Exercise directions
Reproduce all the data exactly, without pictures.

Component data from apps and pages:
- - - - -
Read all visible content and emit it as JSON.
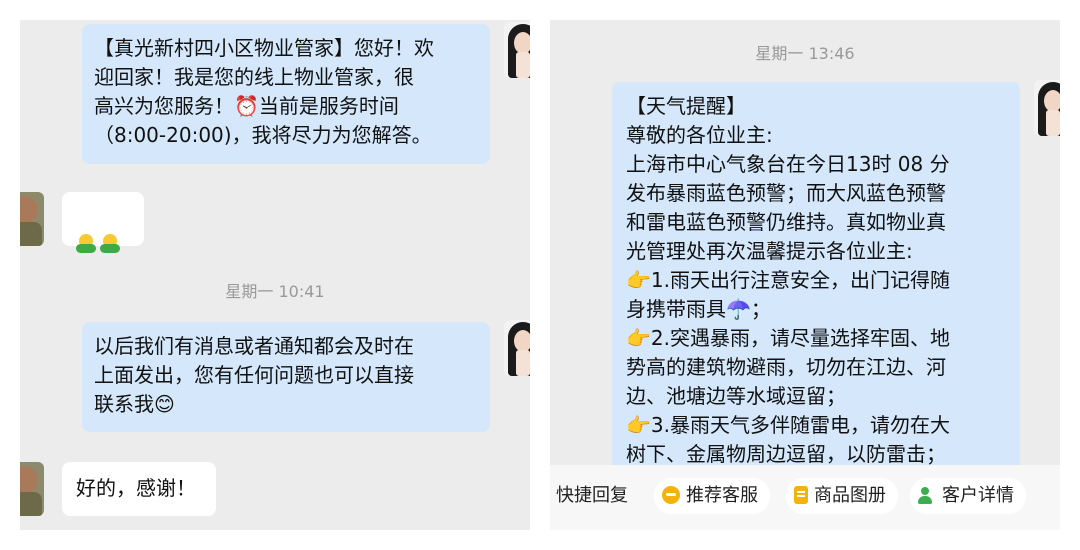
{
  "left_chat": {
    "messages": [
      {
        "sender": "property-manager",
        "text": "【真光新村四小区物业管家】您好！欢\n迎回家！我是您的线上物业管家，很\n高兴为您服务！⏰当前是服务时间\n（8:00-20:00)，我将尽力为您解答。"
      },
      {
        "sender": "resident",
        "emoji": "hugging-face-emoji",
        "text": ""
      },
      {
        "timestamp": "星期一 10:41"
      },
      {
        "sender": "property-manager",
        "text": "以后我们有消息或者通知都会及时在\n上面发出，您有任何问题也可以直接\n联系我😊"
      },
      {
        "sender": "resident",
        "text": "好的，感谢！"
      }
    ]
  },
  "right_chat": {
    "timestamp": "星期一 13:46",
    "message": {
      "sender": "property-manager",
      "text": "【天气提醒】\n尊敬的各位业主:\n上海市中心气象台在今日13时 08 分\n发布暴雨蓝色预警；而大风蓝色预警\n和雷电蓝色预警仍维持。真如物业真\n光管理处再次温馨提示各位业主:\n👉1.雨天出行注意安全，出门记得随\n身携带雨具☂️；\n👉2.突遇暴雨，请尽量选择牢固、地\n势高的建筑物避雨，切勿在江边、河\n边、池塘边等水域逗留；\n👉3.暴雨天气多伴随雷电，请勿在大\n树下、金属物周边逗留，以防雷击；"
    },
    "quick_bar": {
      "quick_reply_label": "快捷回复",
      "items": [
        {
          "label": "推荐客服",
          "icon": "chat-icon"
        },
        {
          "label": "商品图册",
          "icon": "catalog-icon"
        },
        {
          "label": "客户详情",
          "icon": "user-icon"
        }
      ]
    }
  },
  "colors": {
    "outgoing_bubble": "#d4e7fb",
    "incoming_bubble": "#ffffff",
    "chat_background": "#ececec"
  }
}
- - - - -
Output
Read all visible content and emit it as JSON.
{
  "left_chat": {
    "messages": [
      {
        "sender": "property-manager",
        "text": "【真光新村四小区物业管家】您好！欢\n迎回家！我是您的线上物业管家，很\n高兴为您服务！⏰当前是服务时间\n（8:00-20:00)，我将尽力为您解答。"
      },
      {
        "sender": "resident",
        "emoji": "hugging-face-emoji",
        "text": ""
      },
      {
        "timestamp": "星期一 10:41"
      },
      {
        "sender": "property-manager",
        "text": "以后我们有消息或者通知都会及时在\n上面发出，您有任何问题也可以直接\n联系我😊"
      },
      {
        "sender": "resident",
        "text": "好的，感谢！"
      }
    ]
  },
  "right_chat": {
    "timestamp": "星期一 13:46",
    "message": {
      "sender": "property-manager",
      "text": "【天气提醒】\n尊敬的各位业主:\n上海市中心气象台在今日13时 08 分\n发布暴雨蓝色预警；而大风蓝色预警\n和雷电蓝色预警仍维持。真如物业真\n光管理处再次温馨提示各位业主:\n👉1.雨天出行注意安全，出门记得随\n身携带雨具☂️；\n👉2.突遇暴雨，请尽量选择牢固、地\n势高的建筑物避雨，切勿在江边、河\n边、池塘边等水域逗留；\n👉3.暴雨天气多伴随雷电，请勿在大\n树下、金属物周边逗留，以防雷击；"
    },
    "quick_bar": {
      "quick_reply_label": "快捷回复",
      "items": [
        {
          "label": "推荐客服",
          "icon": "chat-icon"
        },
        {
          "label": "商品图册",
          "icon": "catalog-icon"
        },
        {
          "label": "客户详情",
          "icon": "user-icon"
        }
      ]
    }
  },
  "colors": {
    "outgoing_bubble": "#d4e7fb",
    "incoming_bubble": "#ffffff",
    "chat_background": "#ececec"
  }
}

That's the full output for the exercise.